(Records from a data collection)
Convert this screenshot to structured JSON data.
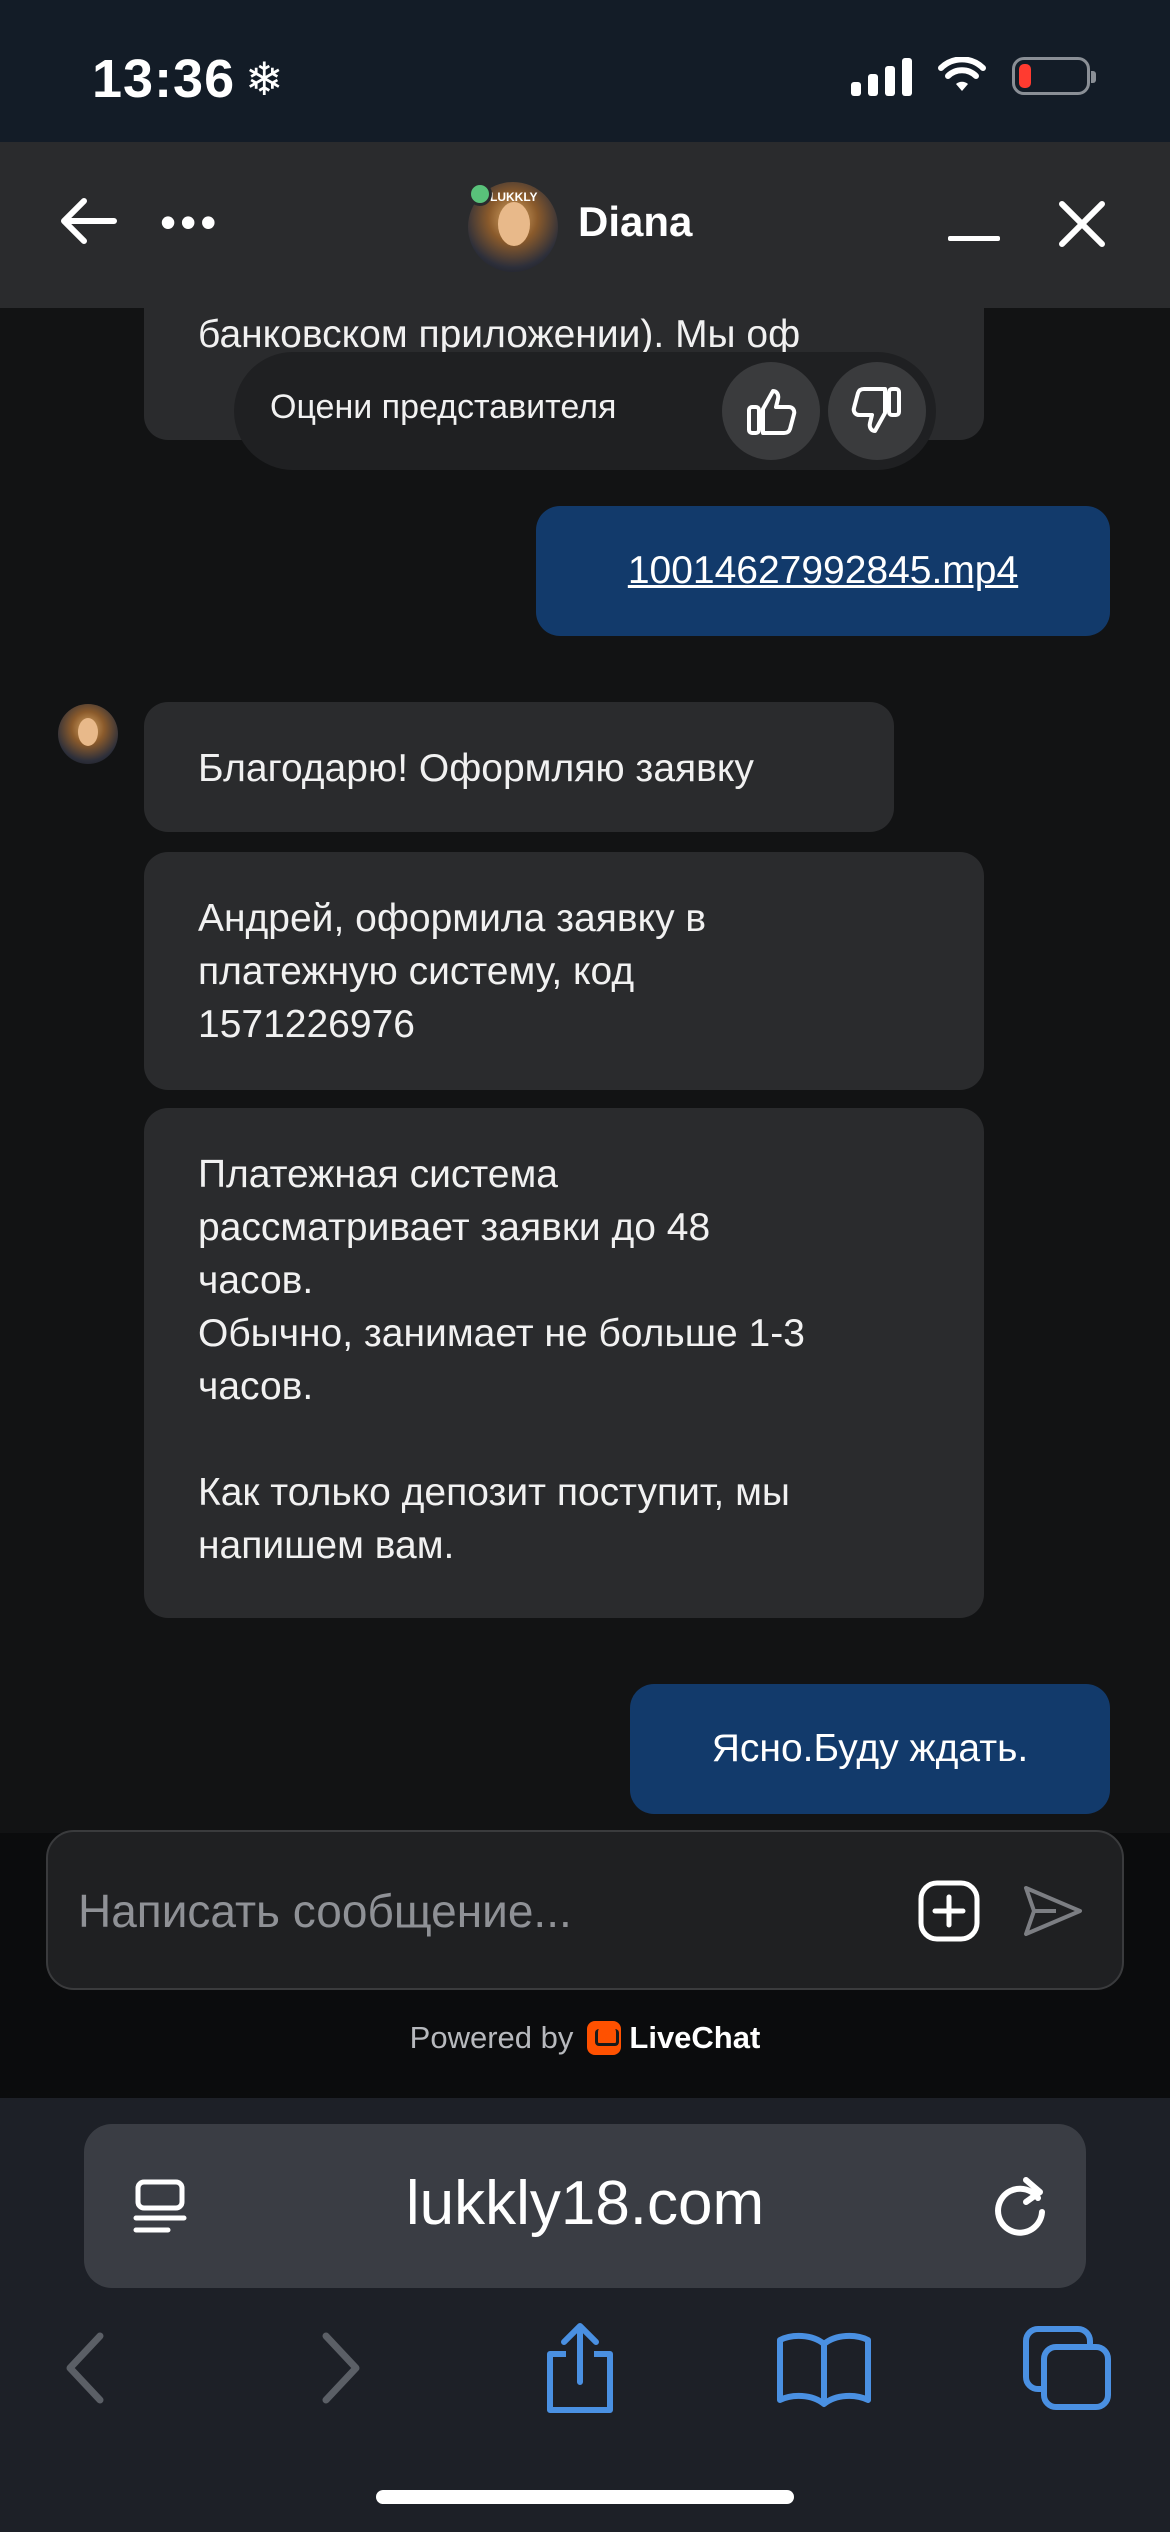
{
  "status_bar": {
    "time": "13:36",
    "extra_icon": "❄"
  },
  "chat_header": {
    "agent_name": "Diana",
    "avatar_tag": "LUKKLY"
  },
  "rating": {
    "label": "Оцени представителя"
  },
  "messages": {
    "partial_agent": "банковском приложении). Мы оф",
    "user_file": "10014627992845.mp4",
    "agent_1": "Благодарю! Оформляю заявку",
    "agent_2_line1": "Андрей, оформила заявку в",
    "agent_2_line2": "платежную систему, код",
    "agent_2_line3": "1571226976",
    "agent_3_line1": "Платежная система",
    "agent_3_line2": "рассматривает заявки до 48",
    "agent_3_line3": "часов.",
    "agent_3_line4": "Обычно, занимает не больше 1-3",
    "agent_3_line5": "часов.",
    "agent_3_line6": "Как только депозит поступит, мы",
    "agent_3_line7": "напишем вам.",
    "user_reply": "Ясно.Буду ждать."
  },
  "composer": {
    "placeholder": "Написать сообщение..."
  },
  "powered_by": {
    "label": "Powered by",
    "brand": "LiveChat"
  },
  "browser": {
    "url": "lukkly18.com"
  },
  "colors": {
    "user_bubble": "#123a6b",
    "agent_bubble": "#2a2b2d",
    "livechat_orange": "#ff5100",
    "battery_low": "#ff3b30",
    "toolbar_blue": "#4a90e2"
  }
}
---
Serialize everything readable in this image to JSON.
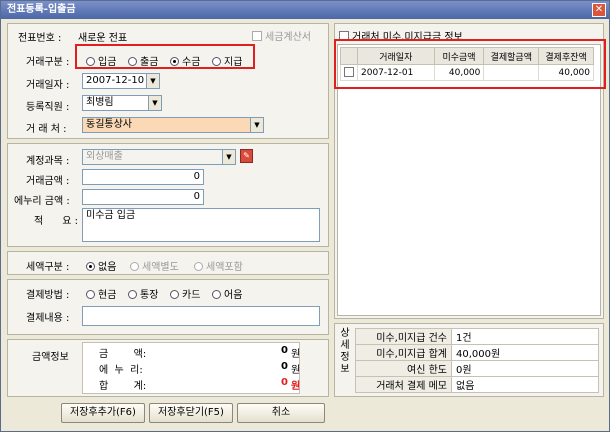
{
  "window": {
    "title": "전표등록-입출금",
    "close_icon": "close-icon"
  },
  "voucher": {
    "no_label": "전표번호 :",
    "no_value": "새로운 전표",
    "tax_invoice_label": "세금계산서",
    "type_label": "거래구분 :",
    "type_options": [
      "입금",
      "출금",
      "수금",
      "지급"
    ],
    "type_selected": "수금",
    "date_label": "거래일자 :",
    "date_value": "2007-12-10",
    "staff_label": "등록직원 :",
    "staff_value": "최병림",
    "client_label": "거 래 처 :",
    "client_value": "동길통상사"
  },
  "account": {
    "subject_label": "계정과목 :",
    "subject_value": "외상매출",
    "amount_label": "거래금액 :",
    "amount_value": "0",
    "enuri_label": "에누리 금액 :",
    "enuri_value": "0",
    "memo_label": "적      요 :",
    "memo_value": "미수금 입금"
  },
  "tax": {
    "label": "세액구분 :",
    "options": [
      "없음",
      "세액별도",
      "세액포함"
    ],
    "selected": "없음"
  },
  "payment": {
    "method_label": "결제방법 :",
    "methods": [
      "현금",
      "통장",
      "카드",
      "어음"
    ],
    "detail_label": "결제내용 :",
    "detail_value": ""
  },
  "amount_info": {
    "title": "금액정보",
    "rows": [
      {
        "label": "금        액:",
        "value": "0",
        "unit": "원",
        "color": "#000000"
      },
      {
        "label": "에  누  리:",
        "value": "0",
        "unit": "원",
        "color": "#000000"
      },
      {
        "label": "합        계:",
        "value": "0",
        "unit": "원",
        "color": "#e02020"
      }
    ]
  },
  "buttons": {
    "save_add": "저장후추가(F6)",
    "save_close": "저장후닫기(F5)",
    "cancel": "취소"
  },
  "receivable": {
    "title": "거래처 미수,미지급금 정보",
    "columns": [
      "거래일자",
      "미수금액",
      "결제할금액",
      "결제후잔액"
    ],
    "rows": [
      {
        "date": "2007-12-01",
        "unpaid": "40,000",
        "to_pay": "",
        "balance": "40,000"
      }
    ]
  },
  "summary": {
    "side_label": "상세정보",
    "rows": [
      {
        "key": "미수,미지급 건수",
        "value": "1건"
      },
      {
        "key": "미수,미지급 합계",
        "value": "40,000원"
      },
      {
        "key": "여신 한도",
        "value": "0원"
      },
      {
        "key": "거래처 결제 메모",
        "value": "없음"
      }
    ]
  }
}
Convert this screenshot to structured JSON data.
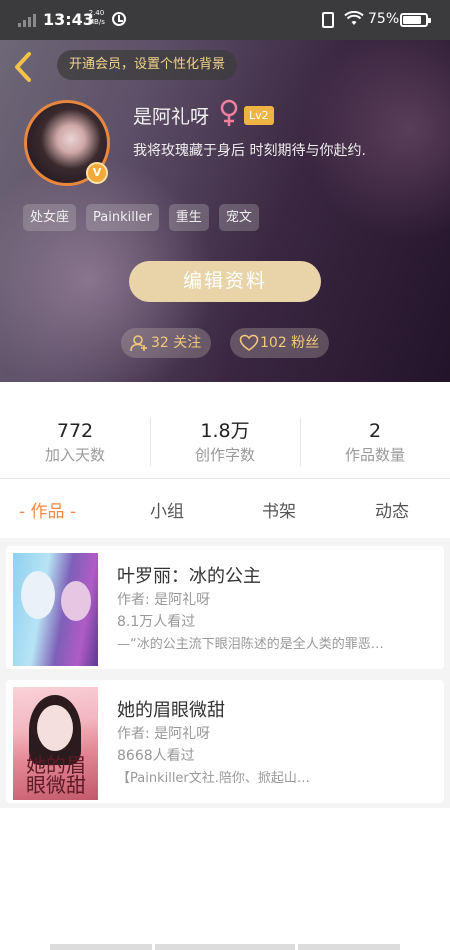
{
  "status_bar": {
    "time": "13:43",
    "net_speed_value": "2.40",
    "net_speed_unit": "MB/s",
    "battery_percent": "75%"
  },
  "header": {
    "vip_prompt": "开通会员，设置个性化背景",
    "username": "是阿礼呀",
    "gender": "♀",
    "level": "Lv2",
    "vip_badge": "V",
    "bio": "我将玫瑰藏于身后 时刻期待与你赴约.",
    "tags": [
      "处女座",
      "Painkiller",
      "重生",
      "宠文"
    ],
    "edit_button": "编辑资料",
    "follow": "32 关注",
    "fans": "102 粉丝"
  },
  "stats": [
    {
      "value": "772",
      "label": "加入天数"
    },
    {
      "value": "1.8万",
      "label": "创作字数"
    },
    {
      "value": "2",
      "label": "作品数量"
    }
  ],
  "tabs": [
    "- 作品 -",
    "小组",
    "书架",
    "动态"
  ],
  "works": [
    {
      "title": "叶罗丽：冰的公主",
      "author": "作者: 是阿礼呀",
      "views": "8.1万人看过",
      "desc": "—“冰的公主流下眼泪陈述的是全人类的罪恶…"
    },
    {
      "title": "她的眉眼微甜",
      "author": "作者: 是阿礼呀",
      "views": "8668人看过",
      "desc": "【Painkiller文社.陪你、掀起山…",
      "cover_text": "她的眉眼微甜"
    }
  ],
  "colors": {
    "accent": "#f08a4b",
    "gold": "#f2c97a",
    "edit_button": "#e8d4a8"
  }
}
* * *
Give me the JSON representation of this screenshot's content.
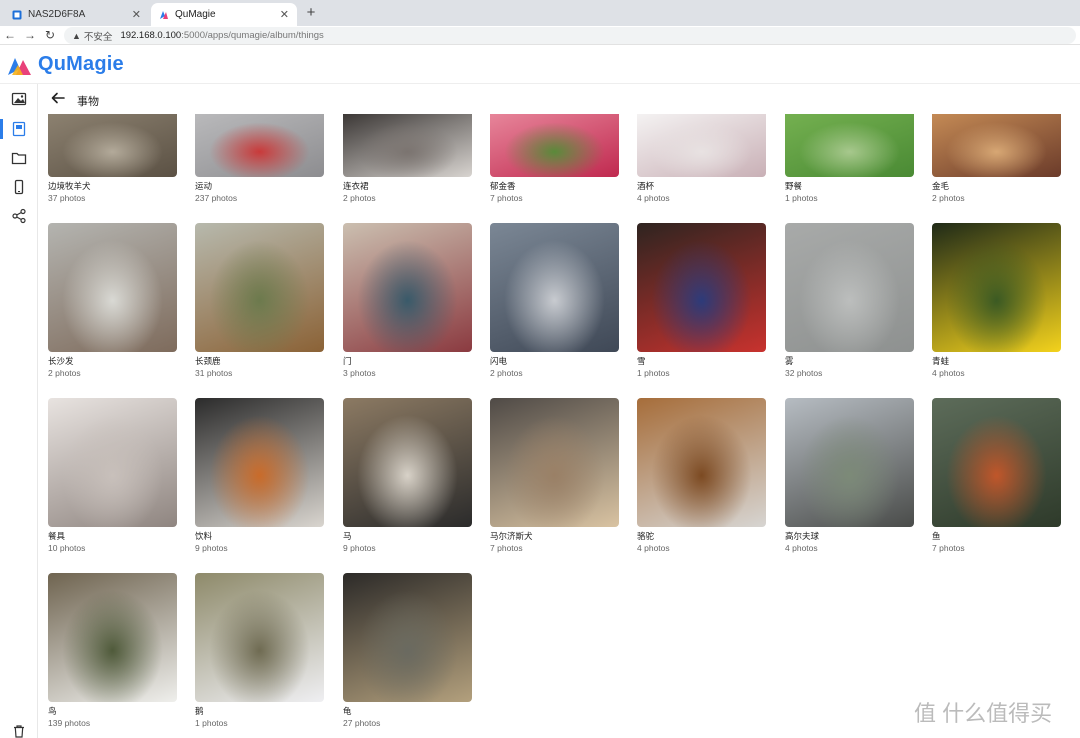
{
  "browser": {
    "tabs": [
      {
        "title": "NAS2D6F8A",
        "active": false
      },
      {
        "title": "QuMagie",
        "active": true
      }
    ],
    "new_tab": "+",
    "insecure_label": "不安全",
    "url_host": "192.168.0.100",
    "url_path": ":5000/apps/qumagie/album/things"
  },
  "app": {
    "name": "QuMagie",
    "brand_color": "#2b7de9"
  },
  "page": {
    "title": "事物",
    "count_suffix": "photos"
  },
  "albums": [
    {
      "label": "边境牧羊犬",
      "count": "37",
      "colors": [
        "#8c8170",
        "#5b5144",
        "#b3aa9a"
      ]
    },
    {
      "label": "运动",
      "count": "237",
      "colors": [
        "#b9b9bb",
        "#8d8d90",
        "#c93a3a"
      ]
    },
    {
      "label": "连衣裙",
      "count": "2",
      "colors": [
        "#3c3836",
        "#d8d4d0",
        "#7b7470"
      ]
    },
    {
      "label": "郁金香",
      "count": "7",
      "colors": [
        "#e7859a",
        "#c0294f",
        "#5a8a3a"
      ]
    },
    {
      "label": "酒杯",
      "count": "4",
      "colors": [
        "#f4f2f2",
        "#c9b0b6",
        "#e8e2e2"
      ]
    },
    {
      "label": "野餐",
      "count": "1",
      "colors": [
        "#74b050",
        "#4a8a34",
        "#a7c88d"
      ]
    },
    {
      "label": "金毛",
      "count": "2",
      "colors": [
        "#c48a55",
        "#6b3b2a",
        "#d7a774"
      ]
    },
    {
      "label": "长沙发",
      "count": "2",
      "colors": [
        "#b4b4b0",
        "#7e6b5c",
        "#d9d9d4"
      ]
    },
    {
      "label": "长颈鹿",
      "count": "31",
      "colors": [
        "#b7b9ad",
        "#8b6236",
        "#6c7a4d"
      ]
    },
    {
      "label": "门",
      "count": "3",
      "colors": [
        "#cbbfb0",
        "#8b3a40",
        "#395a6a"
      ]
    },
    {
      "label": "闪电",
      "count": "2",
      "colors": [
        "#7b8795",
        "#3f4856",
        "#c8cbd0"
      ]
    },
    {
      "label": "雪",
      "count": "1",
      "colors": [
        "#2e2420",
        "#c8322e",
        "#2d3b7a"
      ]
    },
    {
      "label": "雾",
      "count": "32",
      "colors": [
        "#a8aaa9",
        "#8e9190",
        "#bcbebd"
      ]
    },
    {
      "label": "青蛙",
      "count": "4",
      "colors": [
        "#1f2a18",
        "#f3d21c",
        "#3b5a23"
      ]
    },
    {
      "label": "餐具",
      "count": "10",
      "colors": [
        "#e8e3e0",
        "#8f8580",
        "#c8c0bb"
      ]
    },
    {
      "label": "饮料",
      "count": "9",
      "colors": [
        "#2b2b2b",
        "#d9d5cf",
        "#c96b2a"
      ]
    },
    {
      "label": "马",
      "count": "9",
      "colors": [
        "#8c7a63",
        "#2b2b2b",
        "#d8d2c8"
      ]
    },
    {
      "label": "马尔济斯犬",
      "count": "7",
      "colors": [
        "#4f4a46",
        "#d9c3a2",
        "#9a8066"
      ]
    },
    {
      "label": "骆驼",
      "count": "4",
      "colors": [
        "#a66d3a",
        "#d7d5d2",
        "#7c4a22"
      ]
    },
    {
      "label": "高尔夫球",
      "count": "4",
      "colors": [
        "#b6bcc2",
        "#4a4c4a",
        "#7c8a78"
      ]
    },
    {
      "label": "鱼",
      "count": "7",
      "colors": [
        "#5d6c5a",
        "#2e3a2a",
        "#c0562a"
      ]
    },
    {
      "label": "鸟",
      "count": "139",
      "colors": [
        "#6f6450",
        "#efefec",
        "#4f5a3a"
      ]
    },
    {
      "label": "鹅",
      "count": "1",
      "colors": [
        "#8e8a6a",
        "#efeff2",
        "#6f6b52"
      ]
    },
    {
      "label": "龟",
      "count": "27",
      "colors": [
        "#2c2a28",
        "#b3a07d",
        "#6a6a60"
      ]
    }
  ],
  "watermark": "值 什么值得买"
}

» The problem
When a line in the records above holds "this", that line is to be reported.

» Result of the exercise
Convert this screenshot to structured JSON data.
Serialize everything readable in this image to JSON.
Convert this screenshot to structured JSON data.
Give me the JSON representation of this screenshot's content.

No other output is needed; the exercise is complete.